An End to La Dolce Vita for Italian MPs? How a Menu, Social Networking, and Budget Woes May Lead to Much-Needed Reforms

Justia columnist and U. Washington law professor Anita Ramasastry focuses on a scandal that shows how posts on social networking sites may lead to much-needed reforms. As Ramasastry explains, the Facebook page of an anonymous person who goes by “Spider Truman” has played a key role in focusing public attention on the lavish lives of Italian Members of Parliament (MPs), and their alleged corruption. With Italy now in a severe financial crisis, disclosures on the site of “Spider Truman” concerning MPs’ many perks and alleged misconduct have enraged many, Ramasastry points out. Examples include the MPs’ menu of gourmet food at heavily subsidized prices, and their alleged fraudulent expense claims. Noting that UK MPs previously were part of a similar scandal that led to reform, Ramasastry contends that social networking may be a catalyst for greater governmental openness in Italy and elsewhere.

Sovereign Default: Putting the United States’ Debt-Ceiling Debate in Context Why Self Help Is the Only Option

Justia columnist and U. Washington law professor Anita Ramasastry provides important background on the United States’ debt ceiling debate, explaining exactly why the United States—unlike other countries—has only one option when the risk of sovereign default looms: self help. Ramasastry first considers how other countries typically handle sovereign default or distress, then covers the reasons why the United States’ situation is very different, and concludes by examining why there has been such a great need for Congress and President Obama to reach a resolution of this issue.

Did News of the World Hack Phones Located in America? What the Legal Consequences May Be, If It Also Happened Here

Justia columnist and U. Washington law professor Anita Ramasastry covers an interesting angle on the still-unfolding News of the World hacking scandal: the possibility of not only British, but also U.S., civil suits and criminal charges against the hackers. As Ramasastry explains, several British celebrities, including Jude Law and David Beckham, believe that their cellphones were hacked while they were in the United States. Even more disturbingly, it is possible that the cellphones of 9/11 victims were also hacked. Ramasastry details the U.S. laws that might apply to these cases, and other potential cases in which cellphones were hacked while their owners were within U.S. jurisdiction and accessing U.S. cellular networks. Ramasastry also offers advice to ordinary Americans who want to make sure that they are protected from hacking while using their cellphones.
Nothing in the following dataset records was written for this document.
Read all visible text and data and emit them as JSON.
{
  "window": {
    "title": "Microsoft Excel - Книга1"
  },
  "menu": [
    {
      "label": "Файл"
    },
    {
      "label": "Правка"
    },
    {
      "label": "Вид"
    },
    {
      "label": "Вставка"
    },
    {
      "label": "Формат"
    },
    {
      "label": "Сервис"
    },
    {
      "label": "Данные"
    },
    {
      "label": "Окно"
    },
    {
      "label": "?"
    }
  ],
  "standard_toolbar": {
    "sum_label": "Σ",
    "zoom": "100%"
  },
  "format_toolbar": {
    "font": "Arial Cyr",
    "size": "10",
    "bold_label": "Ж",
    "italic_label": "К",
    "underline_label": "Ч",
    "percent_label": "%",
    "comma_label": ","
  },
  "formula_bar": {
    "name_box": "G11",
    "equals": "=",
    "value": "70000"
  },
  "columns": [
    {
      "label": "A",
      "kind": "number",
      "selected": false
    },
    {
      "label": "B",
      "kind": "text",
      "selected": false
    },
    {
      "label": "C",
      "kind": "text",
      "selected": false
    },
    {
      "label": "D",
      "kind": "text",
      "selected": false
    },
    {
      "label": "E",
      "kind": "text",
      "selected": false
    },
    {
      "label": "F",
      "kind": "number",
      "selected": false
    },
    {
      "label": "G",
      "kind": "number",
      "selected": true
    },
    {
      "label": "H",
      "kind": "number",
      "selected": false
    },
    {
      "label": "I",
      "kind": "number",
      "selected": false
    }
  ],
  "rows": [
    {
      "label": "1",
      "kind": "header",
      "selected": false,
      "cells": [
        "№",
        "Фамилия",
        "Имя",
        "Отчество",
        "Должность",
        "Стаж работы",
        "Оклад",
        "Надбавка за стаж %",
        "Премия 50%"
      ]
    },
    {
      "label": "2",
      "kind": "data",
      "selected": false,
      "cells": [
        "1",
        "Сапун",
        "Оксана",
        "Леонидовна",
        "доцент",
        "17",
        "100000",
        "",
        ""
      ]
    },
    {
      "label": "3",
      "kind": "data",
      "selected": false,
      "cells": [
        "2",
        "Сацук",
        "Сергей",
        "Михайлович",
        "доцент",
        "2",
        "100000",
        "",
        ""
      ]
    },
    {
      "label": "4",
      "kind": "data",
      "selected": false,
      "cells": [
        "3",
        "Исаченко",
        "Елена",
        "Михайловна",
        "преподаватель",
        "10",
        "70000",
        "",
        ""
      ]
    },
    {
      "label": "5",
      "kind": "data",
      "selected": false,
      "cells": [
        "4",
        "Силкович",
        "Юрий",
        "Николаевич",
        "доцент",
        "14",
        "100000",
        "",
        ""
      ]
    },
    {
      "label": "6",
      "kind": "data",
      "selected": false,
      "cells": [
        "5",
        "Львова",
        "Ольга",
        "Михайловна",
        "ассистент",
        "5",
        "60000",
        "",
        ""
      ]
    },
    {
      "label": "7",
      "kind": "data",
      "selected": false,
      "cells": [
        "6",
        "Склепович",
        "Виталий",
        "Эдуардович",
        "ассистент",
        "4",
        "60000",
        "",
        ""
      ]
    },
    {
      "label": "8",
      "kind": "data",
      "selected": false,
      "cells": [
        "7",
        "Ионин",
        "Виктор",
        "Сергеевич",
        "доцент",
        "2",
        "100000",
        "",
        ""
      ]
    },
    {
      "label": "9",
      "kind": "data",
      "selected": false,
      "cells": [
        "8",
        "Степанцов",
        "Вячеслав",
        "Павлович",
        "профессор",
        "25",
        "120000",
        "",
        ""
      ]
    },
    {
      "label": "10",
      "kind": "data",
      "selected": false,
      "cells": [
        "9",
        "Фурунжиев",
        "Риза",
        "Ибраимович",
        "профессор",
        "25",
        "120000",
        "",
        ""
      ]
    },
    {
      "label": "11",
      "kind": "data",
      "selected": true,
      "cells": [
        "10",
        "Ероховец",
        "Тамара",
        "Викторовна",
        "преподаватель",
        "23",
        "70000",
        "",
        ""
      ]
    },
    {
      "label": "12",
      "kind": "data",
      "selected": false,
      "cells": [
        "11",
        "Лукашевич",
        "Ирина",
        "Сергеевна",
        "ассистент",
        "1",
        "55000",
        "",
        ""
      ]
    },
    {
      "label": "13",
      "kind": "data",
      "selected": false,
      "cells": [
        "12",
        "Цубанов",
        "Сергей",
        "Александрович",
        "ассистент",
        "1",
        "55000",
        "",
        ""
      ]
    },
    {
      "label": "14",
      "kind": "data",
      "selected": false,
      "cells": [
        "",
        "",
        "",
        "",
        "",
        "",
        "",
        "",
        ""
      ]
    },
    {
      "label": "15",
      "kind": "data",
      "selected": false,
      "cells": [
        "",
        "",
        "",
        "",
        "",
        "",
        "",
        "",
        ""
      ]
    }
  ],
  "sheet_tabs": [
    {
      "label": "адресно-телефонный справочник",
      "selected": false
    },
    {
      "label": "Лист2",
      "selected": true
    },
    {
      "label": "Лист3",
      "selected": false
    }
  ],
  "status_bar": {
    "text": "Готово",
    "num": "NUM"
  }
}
Recent Lawsuits Allege Illegal Downloading of X-Rated Films and Sexploitation “B” Movies: Will Their Claims Against Large Groups of Individual Consumers Succeed?

Justia columnist and U. Washington law professor Anita Ramasastry comments on a new spate of lawsuits, which are being filed by the producers of X-rated movies and "B" movies and which target persons who the producers claim downloaded these movies for free via BitTorrent. Ramasastry explains how the suits work; contrasts them with earlier suits by the Recording Industry Association of America (RIAA) against alleged music downloaders; and concludes that while the movie companies surely have the right to enforce their copyrights, several procedural aspects of these suits are very disturbing and should be addressed by the courts. Ramasastry also notes that the settlements the companies are seeking, and getting, from individuals appear to be quite high.